(Website and app data records)
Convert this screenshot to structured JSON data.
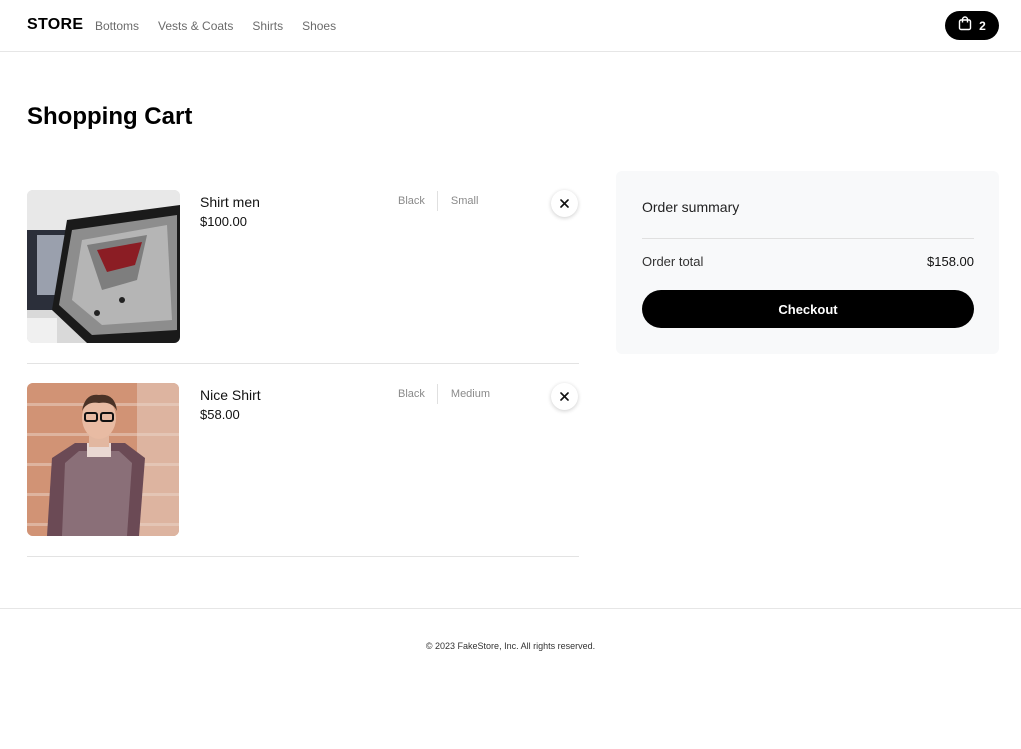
{
  "header": {
    "logo": "STORE",
    "nav": [
      "Bottoms",
      "Vests & Coats",
      "Shirts",
      "Shoes"
    ],
    "cart_count": "2"
  },
  "page_title": "Shopping Cart",
  "cart": {
    "items": [
      {
        "name": "Shirt men",
        "price": "$100.00",
        "color": "Black",
        "size": "Small",
        "image": "shirt-on-display-photo"
      },
      {
        "name": "Nice Shirt",
        "price": "$58.00",
        "color": "Black",
        "size": "Medium",
        "image": "man-in-plaid-shirt-photo"
      }
    ]
  },
  "summary": {
    "title": "Order summary",
    "total_label": "Order total",
    "total_value": "$158.00",
    "checkout_label": "Checkout"
  },
  "footer": {
    "copyright": "© 2023 FakeStore, Inc. All rights reserved."
  },
  "colors": {
    "accent": "#000000",
    "summary_bg": "#f8f9fa"
  }
}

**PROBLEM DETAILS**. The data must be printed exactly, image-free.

**TASK RESULT**.
Convert this screenshot to structured JSON data.
{
  "header": {
    "logo": "STORE",
    "nav": [
      "Bottoms",
      "Vests & Coats",
      "Shirts",
      "Shoes"
    ],
    "cart_count": "2"
  },
  "page_title": "Shopping Cart",
  "cart": {
    "items": [
      {
        "name": "Shirt men",
        "price": "$100.00",
        "color": "Black",
        "size": "Small",
        "image": "shirt-on-display-photo"
      },
      {
        "name": "Nice Shirt",
        "price": "$58.00",
        "color": "Black",
        "size": "Medium",
        "image": "man-in-plaid-shirt-photo"
      }
    ]
  },
  "summary": {
    "title": "Order summary",
    "total_label": "Order total",
    "total_value": "$158.00",
    "checkout_label": "Checkout"
  },
  "footer": {
    "copyright": "© 2023 FakeStore, Inc. All rights reserved."
  },
  "colors": {
    "accent": "#000000",
    "summary_bg": "#f8f9fa"
  }
}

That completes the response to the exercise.